As any parent surely knows or remembers, the
out-of- pocket expense and time involved in outfitting your children for school
can be considerable. Legally, Michigan courts have interpreted the Constitutional
provision for “free public elementary and secondary schools” as the prohibition
of registration fees aside from non-mandatory activities, including band,
football and other extracurriculars. However, many parents are misled by the
school districts themselves.
In August, a concerned parent called Mackinac Legal
Foundation Director Patrick J. Wright complaining that their school district
was mandating that parents buy basic school supplies for their kids. Wright
investigated her claim and found several districts that he described as

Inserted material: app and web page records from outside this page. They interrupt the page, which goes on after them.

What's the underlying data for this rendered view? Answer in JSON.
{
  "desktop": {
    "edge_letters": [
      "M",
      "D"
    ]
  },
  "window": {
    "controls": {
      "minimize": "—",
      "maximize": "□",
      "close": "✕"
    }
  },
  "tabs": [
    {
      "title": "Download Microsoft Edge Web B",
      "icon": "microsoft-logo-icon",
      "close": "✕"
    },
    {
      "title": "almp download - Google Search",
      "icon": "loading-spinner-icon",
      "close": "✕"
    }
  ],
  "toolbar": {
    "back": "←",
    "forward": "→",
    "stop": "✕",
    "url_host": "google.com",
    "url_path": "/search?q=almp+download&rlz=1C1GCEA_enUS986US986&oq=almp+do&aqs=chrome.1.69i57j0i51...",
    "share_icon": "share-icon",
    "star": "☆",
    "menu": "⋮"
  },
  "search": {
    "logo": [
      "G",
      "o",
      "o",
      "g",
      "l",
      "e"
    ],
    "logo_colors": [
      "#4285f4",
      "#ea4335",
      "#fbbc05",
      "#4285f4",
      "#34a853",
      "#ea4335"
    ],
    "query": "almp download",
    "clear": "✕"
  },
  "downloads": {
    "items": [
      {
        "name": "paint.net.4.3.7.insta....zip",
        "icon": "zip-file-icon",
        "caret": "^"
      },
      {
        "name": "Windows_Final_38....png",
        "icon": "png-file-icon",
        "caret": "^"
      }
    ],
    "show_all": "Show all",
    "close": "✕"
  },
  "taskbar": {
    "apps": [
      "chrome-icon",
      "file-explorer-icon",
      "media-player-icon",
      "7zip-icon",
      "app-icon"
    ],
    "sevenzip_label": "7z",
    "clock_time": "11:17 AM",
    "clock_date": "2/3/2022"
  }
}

“obfuscating their legal responsibility.” The obligation of schools to provide
educational supplies is not only determined by law; the Michigan Department of
Education website bears two separate documents emphasizing this distinction.
A mandatory school-supply list intended for students’
parents appeared on the website of East China School District’s St. Clair High
School. After Wright posted an article on Capitol Confidential questioning the district’s legal authority, the language
was abruptly amended.
At Waterford District’s Beaumont Elementary School, the
2011 back-to-school shopping list bore similarly misleading language. Phrases
like “needed supplies” appeared repeatedly; meanwhile, several items were
listed as “optional.” Using such contrasting words left parents with the
impression that they were obligated to purchase certain supplies.
Some districts guilt parents into purchasing supplies by
claiming financial hardship. But savings are widely available elsewhere, Wright
noted, by trimming overly generous employee compensation packages and by
privatizing noninstructional services. “Some districts lock themselves into
tight budgets by the various collective bargaining agreements that they enter
into,” he said, making the case in radio and television interviews.
While some parents may be
willing to contribute time and money to their children’s classrooms, the
schools are obligated to make it clear that it’s a choice. Thanks to the
Mackinac Center, districts are now on notice that while they can request parent
donations, they cannot require them.